Someone close to you may no longer have the capacity to manage their affairs, due to an accident or illness. If they have not made a Lasting Power of Attorney, it may be necessary for the Court of Protection to appoint a deputy to make decisions in their best interests about issues such as finance, property and healthcare. Deputyship is usually granted to a friend, relative or carer of the person whom they are assisting, or to a professional, such as a solicitor.
How can we help with deputyship applications?
We understand that an application to become a Court of Protection deputy can be complicated and stressful. Our specialist deputyship solicitors will guide you through the process.
What is the deputyship application process?
Various forms must be completed in order to provide information to the Court of Protection regarding the circumstances of the person, including their finances if you are applying to be their Property and Financial Affairs Deputy, or supporting information regarding decisions that need to be taken if you are applying for Personal Welfare Deputyship. These forms can take a considerable amount of time to complete and it is important to give the Court all relevant information in order to prevent delays in the application process.
When applying for deputyship, an assessment of capacity must also be completed to confirm that the person does not have the mental capacity to manage their affairs.
How long does it take to become a deputy?

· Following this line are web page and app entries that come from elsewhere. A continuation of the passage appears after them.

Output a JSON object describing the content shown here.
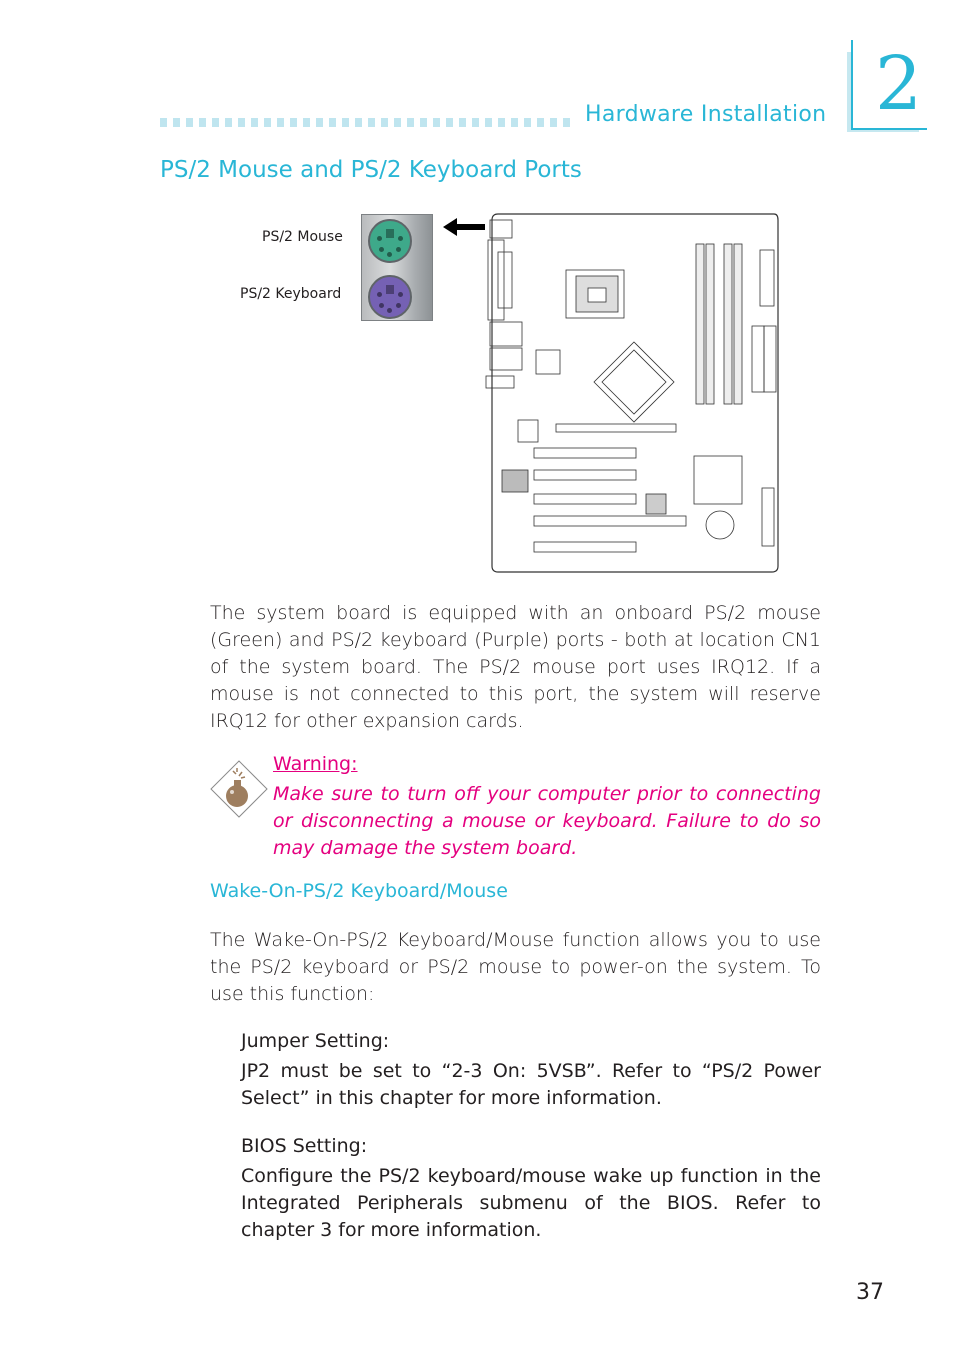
{
  "header": {
    "section_title": "Hardware Installation",
    "chapter_number": "2",
    "accent_color": "#29b6d6"
  },
  "page": {
    "heading": "PS/2 Mouse and PS/2 Keyboard Ports",
    "page_number": "37"
  },
  "figure": {
    "label_mouse": "PS/2  Mouse",
    "label_keyboard": "PS/2  Keyboard",
    "mouse_port_color": "#3ea98a",
    "keyboard_port_color": "#7561b4",
    "arrow_icon": "arrow-left-icon",
    "board_diagram": "motherboard-layout-diagram"
  },
  "body": {
    "intro": "The system board is equipped with an onboard PS/2 mouse (Green) and PS/2 keyboard (Purple) ports - both at location CN1 of the system board. The PS/2 mouse port uses IRQ12. If a mouse is not connected to this port, the system will reserve IRQ12 for other expansion cards.",
    "warning": {
      "icon": "bomb-warning-icon",
      "title": "Warning:",
      "text": "Make sure to turn off your computer prior to connecting or disconnecting a mouse or keyboard. Failure to do so may damage the system board.",
      "color": "#e4007f"
    },
    "wake_heading": "Wake-On-PS/2  Keyboard/Mouse",
    "wake_text": "The Wake-On-PS/2 Keyboard/Mouse function allows you to use the PS/2 keyboard or PS/2 mouse to power-on the system. To use this function:",
    "jumper": {
      "title": "Jumper  Setting:",
      "text": "JP2 must be set to “2-3 On: 5VSB”. Refer to “PS/2 Power Select” in this chapter for more information."
    },
    "bios": {
      "title": "BIOS Setting:",
      "text": "Configure the PS/2 keyboard/mouse wake up function in the Integrated Peripherals submenu of the BIOS. Refer to chapter 3 for more information."
    }
  }
}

Once we have met with you and obtained the relevant details for the application, we will prepare the necessary forms for you to approve and sign. We will also arrange for the assessment of capacity to be completed by an appropriate healthcare professional.

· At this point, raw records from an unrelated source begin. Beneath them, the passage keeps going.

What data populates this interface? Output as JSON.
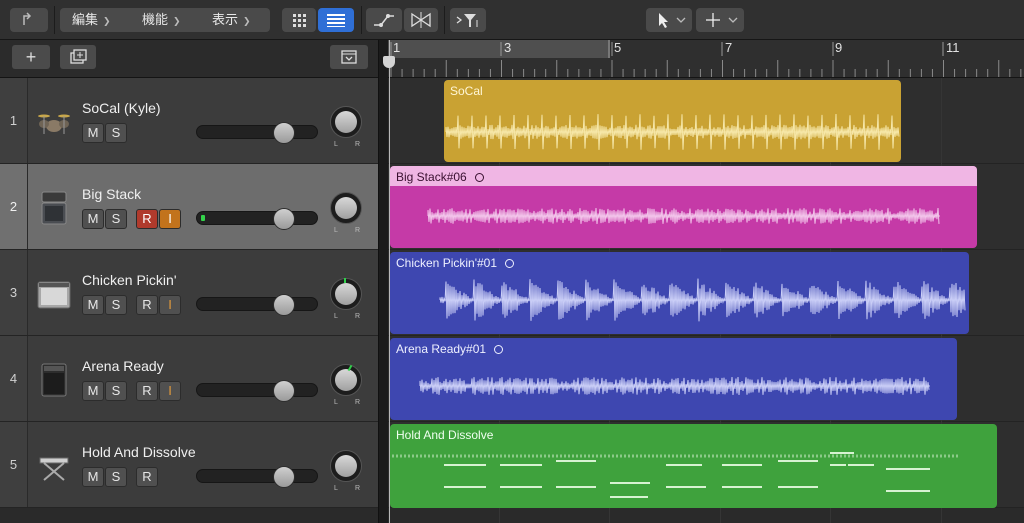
{
  "toolbar": {
    "back_icon": "catch-back-icon",
    "menus": [
      {
        "label": "編集"
      },
      {
        "label": "機能"
      },
      {
        "label": "表示"
      }
    ],
    "grid_view_icon": "grid-view-icon",
    "list_view_icon": "list-view-icon",
    "automation_icon": "automation-curve-icon",
    "flex_icon": "flex-time-icon",
    "catch_icon": "snap-filter-icon",
    "pointer_tool_icon": "pointer-tool-icon",
    "secondary_tool_icon": "crosshair-tool-icon",
    "accent": "#2f6fd6"
  },
  "header": {
    "add_track_icon": "plus-icon",
    "duplicate_track_icon": "duplicate-track-icon",
    "global_tracks_icon": "global-tracks-icon"
  },
  "ruler": {
    "bars": [
      "1",
      "3",
      "5",
      "7",
      "9",
      "11"
    ]
  },
  "tracks": [
    {
      "number": "1",
      "name": "SoCal (Kyle)",
      "icon": "drum-kit-icon",
      "mute": "M",
      "solo": "S",
      "record": "",
      "input": ""
    },
    {
      "number": "2",
      "name": "Big Stack",
      "icon": "amp-stack-icon",
      "mute": "M",
      "solo": "S",
      "record": "R",
      "input": "I"
    },
    {
      "number": "3",
      "name": "Chicken Pickin'",
      "icon": "combo-amp-icon",
      "mute": "M",
      "solo": "S",
      "record": "R",
      "input": "I"
    },
    {
      "number": "4",
      "name": "Arena Ready",
      "icon": "amp-head-icon",
      "mute": "M",
      "solo": "S",
      "record": "R",
      "input": "I"
    },
    {
      "number": "5",
      "name": "Hold And Dissolve",
      "icon": "keyboard-stand-icon",
      "mute": "M",
      "solo": "S",
      "record": "R",
      "input": ""
    }
  ],
  "pan_labels": {
    "left": "L",
    "right": "R"
  },
  "regions": [
    {
      "name": "SoCal",
      "color": "#c9a233",
      "wave": "#f6e7a8"
    },
    {
      "name": "Big Stack#06",
      "color": "#c53aa7",
      "header": "#f0b6e4",
      "wave": "#f2c4ea"
    },
    {
      "name": "Chicken Pickin'#01",
      "color": "#3e47b0",
      "wave": "#c9cdf6"
    },
    {
      "name": "Arena Ready#01",
      "color": "#3e47b0",
      "wave": "#c9cdf6"
    },
    {
      "name": "Hold And Dissolve",
      "color": "#3fa23d",
      "wave": "#d7f2d2"
    }
  ]
}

The deputyship application is then submitted to the Court. The time period for applications to be considered by a judge is approximately 3-6 months, although matters can be expedited if there is a significant need to do so, such as selling a property.
Frequently Asked Questions
A Lasting Power of Attorney (LPA) allows a person to appoint someone else to manage either their finances or make health and welfare decisions on their behalf, should they lose the capacity to make such decisions on their own. That person is called an attorney.
However, once someone loses capacity, they cannot make an LPA or appoint an attorney. If that occurs, the can appoint one or more people to act as the person’s deputy.
A person can have different deputies to deal with their health and welfare and financial decisions. However, in some cases, the same person (or people) may be appointed to act in both roles.
The order from the Court of Protection will clearly set out your powers as deputy. Property and Financial Affairs powers will normally include:
- Operating bank accounts and managing investments
- Claiming state benefits and collecting in other income due
- Dealing with income tax and other tax matters
- Paying bills
A deputy cannot sell property unless the Court has specifically given that power in an order.
If you have applied for Personal Welfare powers, the power the Court gives will depend on the needs of the person and the Court’s decision. The Court is reluctant to appoint a deputy unless there is a series of linked welfare decisions to be made.
Personal Welfare powers may include:
- Where the person should live and with whom
- Decisions on day-to-day care, including diet and dress
- Consenting to routine medical or dental examination and treatment on the person’s behalf
The application to become a deputy can be made by anyone (aged 18 or over) who is concerned with protecting the interests of the person with mental incapacity. This is usually a close relative or family friend, but can also be a professional, such as a solicitor. The applicant may need permission from the Court to apply to become a deputy if they want to be able to make decisions about the client’s personal welfare.
Contact us for clear and expert guidance on applications to the Court of Protection and the responsibilities of acting as deputy.
Deputies should be able to work together, so it is important that the right people are appointed and that they understand their role and duties.
Deputies can either be appointed to act jointly, where they have to both agree about any decisions that they are required to make, or they can also be appointed to act jointly and severally. This means they can either make decisions on their own or together. That can be useful if decisions need to be made in one deputy’s absence.
You will need to apply to the Court of Protection. This involves completing forms, providing information to the Court and following a procedure. There are also court fees involved.
Members of our specialist Court of Protection Team act as deputies and they can advise you about the deputyship process.
If you would arrange like a free initial 30-minute telephone consultation, please contact us via the form on this page or by telephone.